WHAT YOU SHOULD DO:
Narrow the data below down to the lines containing "true".

Data about app and page elements
════════════════
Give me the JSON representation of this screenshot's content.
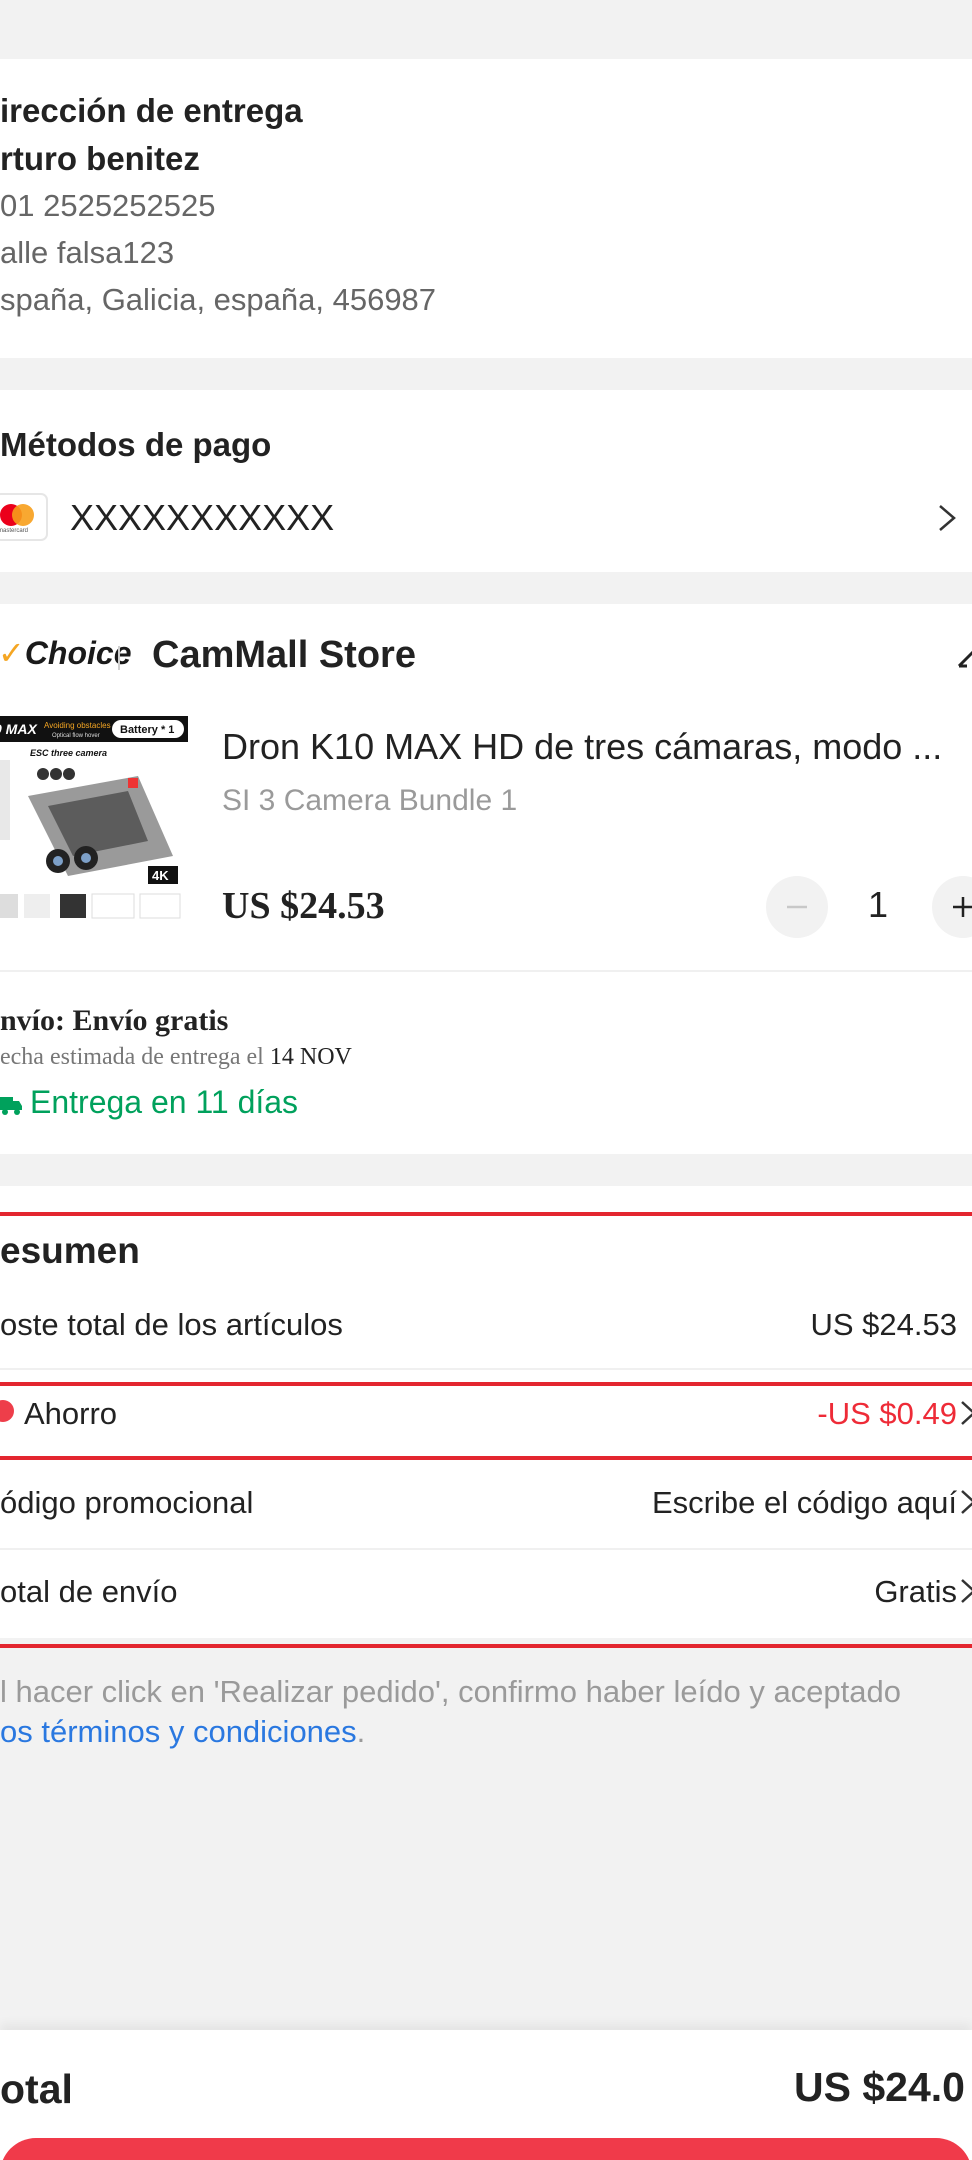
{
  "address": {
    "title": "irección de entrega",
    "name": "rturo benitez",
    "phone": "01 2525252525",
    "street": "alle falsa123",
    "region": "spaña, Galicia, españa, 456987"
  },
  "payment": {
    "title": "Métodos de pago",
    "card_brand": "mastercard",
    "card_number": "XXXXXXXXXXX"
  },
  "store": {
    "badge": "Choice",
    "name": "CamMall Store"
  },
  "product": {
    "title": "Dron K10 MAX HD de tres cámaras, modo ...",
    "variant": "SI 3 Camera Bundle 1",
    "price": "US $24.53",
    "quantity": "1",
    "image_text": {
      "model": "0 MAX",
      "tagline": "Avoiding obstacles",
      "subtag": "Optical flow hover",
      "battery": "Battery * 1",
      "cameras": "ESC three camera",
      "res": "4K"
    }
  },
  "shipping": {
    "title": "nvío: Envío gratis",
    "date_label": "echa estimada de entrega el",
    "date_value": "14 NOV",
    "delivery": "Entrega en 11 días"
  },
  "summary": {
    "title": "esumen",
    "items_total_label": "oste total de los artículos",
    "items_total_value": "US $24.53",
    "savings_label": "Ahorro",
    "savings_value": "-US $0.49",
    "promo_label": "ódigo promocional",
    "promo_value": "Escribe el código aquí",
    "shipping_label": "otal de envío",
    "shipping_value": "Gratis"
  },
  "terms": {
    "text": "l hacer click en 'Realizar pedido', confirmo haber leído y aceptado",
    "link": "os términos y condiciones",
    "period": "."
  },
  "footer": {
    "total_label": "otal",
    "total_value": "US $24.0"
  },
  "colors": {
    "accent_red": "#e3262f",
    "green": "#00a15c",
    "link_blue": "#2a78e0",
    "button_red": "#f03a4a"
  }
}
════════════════
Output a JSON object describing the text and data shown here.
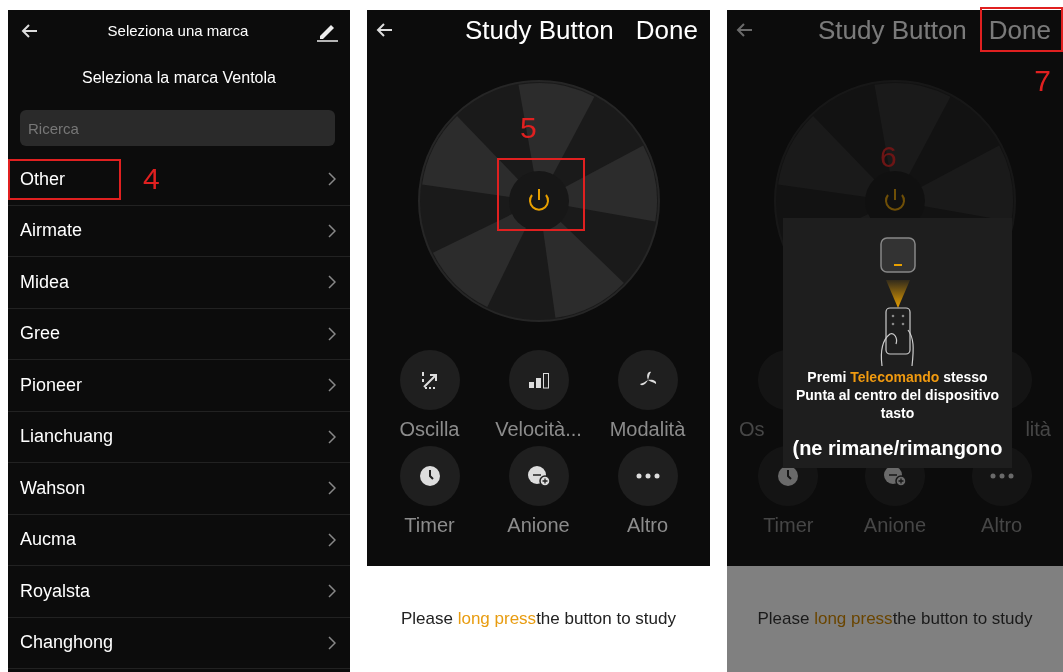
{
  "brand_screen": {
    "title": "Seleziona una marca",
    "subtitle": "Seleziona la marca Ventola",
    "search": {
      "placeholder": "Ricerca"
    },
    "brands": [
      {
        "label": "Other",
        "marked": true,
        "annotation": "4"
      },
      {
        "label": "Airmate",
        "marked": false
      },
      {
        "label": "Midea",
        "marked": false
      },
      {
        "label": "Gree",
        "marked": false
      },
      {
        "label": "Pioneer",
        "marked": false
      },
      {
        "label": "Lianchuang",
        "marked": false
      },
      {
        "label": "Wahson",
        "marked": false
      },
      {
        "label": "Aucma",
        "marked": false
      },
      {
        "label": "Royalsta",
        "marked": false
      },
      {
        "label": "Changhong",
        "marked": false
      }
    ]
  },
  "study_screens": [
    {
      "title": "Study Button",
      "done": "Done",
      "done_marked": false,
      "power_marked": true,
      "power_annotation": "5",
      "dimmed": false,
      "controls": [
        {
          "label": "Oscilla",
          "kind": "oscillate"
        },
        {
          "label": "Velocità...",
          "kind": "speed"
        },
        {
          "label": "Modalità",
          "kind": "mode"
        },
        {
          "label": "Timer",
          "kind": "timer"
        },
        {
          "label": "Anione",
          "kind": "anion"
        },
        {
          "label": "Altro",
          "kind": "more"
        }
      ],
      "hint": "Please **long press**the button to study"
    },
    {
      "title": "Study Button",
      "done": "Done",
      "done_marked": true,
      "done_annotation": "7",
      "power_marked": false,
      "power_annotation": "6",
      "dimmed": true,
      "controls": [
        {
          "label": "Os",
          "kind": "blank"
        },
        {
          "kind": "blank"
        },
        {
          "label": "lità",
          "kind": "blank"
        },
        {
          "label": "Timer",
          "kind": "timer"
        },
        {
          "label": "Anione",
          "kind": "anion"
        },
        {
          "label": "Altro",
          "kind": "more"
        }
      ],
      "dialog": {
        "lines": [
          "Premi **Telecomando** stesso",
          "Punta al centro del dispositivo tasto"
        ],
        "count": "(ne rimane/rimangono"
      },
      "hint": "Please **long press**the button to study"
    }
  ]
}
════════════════
RESULT FOR THIS EXERCISE:
        "marked": true,
      "power_marked": true,
      "done_marked": true,
      "dimmed": true,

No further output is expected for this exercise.